__Your goal__
Scan the records for lines with the word "enabled", and copy every such line.

__Extracted information__
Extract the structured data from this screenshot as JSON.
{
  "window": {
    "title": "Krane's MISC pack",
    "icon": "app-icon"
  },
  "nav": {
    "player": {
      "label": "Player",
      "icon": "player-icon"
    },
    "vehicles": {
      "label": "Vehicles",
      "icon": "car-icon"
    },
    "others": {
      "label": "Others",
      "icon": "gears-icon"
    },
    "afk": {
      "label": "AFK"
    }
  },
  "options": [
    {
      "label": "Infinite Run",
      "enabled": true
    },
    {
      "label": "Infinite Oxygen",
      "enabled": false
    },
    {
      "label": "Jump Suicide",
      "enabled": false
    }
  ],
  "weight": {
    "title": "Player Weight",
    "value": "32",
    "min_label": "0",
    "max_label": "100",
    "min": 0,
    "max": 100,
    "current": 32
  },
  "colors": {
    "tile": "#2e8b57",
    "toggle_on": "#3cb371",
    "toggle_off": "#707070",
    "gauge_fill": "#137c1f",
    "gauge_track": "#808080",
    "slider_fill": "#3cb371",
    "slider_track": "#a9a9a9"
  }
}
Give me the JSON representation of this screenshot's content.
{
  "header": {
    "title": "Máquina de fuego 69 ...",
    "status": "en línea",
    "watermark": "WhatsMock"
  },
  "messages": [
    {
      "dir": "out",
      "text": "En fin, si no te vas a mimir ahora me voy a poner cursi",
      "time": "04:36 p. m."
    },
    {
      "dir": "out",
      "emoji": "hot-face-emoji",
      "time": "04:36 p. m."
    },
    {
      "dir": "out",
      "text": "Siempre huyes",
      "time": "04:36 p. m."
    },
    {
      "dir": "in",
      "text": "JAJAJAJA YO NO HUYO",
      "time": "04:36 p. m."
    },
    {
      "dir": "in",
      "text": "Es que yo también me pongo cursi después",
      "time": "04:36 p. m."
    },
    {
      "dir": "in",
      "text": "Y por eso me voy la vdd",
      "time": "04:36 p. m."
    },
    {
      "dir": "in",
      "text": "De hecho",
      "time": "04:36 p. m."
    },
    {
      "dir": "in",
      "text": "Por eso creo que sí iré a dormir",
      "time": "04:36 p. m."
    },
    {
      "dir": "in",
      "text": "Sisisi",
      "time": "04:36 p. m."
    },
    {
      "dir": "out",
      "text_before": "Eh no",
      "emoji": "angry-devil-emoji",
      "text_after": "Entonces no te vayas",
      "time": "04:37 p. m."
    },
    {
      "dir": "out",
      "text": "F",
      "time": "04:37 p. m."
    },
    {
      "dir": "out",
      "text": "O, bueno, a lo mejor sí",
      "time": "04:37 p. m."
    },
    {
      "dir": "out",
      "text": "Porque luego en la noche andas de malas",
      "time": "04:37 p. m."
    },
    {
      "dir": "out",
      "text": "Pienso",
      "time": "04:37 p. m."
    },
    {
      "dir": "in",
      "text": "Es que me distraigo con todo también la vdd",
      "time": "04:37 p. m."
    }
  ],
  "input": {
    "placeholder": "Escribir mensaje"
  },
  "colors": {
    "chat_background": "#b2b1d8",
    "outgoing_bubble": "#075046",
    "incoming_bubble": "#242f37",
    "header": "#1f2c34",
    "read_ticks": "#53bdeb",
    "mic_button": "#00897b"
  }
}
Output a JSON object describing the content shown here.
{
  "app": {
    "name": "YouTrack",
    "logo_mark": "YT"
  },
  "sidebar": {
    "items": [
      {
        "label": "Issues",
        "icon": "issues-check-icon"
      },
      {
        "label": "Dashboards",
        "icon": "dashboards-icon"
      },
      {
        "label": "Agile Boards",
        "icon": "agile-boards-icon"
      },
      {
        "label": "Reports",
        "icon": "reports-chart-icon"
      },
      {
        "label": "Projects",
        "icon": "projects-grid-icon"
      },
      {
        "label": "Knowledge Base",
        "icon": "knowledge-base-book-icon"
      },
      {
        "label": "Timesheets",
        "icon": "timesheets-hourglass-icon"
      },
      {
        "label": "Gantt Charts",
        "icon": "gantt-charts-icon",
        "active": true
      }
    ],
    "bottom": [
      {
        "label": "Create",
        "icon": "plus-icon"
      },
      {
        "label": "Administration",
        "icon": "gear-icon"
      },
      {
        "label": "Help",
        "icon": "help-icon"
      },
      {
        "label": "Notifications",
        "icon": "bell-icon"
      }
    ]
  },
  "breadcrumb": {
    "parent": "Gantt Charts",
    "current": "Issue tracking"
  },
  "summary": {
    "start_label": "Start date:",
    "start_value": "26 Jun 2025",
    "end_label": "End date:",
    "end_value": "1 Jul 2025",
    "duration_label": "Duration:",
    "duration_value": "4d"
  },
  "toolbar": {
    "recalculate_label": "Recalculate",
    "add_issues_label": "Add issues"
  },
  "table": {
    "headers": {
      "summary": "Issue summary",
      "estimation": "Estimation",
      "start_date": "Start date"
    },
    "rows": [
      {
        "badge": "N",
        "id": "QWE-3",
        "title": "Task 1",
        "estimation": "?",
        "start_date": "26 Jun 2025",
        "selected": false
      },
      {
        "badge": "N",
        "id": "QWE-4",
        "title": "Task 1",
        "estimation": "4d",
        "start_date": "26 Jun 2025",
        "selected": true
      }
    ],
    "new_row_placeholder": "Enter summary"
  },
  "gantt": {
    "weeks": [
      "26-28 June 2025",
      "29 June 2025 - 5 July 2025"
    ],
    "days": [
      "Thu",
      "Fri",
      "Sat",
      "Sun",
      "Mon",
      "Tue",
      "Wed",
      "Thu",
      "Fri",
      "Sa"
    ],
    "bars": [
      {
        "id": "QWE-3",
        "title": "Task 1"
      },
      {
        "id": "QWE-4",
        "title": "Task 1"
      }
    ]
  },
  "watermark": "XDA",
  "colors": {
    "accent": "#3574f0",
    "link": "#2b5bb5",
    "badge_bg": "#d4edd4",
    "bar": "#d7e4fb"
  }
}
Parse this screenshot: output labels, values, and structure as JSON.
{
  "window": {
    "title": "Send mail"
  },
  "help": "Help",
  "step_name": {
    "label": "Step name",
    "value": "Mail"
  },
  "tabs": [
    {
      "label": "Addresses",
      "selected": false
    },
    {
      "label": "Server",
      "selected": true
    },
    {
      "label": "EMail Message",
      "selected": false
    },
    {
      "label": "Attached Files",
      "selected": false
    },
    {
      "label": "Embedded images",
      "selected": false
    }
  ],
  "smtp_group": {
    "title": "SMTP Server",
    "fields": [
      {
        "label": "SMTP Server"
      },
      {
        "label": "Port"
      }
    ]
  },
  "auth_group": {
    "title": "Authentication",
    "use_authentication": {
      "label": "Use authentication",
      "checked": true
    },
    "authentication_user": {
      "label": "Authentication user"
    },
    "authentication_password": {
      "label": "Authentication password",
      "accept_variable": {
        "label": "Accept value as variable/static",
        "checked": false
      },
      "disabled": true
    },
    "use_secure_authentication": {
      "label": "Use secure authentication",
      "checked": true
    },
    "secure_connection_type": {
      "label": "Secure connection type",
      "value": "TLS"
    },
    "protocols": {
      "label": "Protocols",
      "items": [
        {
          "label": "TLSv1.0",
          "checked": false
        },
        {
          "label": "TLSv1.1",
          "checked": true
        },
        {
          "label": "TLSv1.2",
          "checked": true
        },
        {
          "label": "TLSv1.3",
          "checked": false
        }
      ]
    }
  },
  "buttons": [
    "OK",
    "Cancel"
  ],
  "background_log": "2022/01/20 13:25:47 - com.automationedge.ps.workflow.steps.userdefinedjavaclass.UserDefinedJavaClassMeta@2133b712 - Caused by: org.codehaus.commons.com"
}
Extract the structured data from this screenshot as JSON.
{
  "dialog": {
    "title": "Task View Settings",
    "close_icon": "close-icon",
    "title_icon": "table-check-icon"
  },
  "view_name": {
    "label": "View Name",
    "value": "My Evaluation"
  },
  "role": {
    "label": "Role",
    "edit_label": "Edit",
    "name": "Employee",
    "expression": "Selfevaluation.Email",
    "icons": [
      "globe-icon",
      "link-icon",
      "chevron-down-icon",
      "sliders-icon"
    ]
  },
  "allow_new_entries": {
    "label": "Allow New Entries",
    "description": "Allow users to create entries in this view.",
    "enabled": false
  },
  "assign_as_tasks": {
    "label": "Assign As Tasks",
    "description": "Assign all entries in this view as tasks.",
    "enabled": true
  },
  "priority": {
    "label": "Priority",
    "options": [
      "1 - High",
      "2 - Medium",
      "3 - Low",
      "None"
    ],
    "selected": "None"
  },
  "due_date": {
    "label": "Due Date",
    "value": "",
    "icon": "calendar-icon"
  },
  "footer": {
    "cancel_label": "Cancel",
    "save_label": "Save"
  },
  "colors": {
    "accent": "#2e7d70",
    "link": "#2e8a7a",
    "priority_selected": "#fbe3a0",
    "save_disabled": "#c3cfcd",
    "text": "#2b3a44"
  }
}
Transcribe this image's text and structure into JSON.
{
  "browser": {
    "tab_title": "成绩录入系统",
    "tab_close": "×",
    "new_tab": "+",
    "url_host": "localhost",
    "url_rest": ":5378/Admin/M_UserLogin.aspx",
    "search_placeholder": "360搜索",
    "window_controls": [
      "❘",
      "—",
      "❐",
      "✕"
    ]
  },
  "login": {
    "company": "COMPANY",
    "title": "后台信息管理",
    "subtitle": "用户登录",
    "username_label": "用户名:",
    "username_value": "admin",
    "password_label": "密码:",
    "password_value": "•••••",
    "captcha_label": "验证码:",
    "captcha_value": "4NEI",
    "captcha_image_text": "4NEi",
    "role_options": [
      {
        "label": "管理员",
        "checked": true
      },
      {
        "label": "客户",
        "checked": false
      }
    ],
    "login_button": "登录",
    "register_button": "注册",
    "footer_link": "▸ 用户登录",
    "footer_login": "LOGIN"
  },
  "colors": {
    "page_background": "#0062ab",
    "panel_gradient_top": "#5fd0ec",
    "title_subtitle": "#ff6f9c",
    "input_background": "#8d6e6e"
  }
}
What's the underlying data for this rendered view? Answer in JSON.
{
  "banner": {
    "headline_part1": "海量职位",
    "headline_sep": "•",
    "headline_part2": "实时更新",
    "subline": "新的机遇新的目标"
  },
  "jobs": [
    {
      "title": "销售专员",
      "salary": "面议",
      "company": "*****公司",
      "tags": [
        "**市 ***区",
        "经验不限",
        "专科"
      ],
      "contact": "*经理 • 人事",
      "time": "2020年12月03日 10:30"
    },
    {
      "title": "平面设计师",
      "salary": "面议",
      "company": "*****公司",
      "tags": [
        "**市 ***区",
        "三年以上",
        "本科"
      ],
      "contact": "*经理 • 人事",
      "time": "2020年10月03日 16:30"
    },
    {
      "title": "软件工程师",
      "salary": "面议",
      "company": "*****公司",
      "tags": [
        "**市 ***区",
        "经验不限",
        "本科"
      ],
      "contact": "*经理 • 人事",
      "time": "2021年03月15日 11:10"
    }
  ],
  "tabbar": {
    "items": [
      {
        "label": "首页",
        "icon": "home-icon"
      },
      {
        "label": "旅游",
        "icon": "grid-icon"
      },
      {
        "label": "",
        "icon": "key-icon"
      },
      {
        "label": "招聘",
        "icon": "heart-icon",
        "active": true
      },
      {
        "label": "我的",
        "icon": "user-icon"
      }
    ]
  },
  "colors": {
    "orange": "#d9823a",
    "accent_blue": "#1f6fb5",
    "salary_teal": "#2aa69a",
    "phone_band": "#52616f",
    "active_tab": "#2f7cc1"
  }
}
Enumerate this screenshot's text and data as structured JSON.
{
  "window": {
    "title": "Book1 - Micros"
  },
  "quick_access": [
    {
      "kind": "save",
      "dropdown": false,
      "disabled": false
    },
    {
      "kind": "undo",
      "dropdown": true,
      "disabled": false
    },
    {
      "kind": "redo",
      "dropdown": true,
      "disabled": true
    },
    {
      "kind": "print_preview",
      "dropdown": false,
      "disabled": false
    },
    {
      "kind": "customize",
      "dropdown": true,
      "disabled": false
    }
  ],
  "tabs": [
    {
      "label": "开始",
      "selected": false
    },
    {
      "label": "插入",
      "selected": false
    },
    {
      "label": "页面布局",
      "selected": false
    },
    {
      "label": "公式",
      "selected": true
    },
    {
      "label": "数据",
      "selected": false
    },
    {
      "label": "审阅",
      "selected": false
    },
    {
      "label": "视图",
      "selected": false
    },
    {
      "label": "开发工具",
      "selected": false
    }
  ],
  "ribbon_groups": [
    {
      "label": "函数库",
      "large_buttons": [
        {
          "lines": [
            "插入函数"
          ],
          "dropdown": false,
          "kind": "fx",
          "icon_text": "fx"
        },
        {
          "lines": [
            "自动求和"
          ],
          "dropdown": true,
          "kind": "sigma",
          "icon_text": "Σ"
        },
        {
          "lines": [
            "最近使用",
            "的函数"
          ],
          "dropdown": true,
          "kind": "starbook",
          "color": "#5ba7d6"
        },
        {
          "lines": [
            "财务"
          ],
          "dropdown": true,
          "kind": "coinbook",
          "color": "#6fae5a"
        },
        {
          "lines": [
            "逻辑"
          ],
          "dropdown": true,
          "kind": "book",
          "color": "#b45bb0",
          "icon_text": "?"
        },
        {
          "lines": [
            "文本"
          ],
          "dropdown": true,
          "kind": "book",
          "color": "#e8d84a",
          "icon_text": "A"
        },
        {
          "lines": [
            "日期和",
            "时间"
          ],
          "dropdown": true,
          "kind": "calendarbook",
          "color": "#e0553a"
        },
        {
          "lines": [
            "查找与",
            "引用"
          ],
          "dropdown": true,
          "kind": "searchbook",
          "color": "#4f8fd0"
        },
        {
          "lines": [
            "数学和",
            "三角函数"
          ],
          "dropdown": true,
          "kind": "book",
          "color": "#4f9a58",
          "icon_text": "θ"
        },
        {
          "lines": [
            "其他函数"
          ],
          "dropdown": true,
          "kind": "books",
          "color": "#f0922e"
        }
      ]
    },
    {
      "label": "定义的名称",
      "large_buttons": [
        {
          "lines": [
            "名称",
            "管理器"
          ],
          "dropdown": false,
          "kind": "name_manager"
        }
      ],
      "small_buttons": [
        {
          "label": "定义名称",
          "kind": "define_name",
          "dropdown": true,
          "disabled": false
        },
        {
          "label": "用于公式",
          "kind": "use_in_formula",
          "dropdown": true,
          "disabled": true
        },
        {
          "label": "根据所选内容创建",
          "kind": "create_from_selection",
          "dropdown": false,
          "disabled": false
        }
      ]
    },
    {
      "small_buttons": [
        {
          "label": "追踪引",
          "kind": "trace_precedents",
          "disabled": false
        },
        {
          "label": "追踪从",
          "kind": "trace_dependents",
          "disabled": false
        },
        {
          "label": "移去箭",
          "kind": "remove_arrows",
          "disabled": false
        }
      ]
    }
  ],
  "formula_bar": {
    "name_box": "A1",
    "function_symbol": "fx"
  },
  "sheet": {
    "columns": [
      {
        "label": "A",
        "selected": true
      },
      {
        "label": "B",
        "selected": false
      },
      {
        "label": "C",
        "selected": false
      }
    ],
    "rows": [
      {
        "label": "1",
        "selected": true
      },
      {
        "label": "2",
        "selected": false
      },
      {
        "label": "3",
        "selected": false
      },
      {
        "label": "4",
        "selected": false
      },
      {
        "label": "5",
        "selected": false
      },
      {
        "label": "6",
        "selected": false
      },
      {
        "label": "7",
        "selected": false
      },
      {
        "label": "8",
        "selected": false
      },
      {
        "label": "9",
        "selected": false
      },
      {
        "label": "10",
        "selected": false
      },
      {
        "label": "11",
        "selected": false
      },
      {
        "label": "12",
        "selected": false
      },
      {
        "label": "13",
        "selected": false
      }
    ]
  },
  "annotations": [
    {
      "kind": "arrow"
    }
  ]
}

__Task solution__
      "enabled": true
      "enabled": false
      "enabled": false
    "enabled": false
    "enabled": true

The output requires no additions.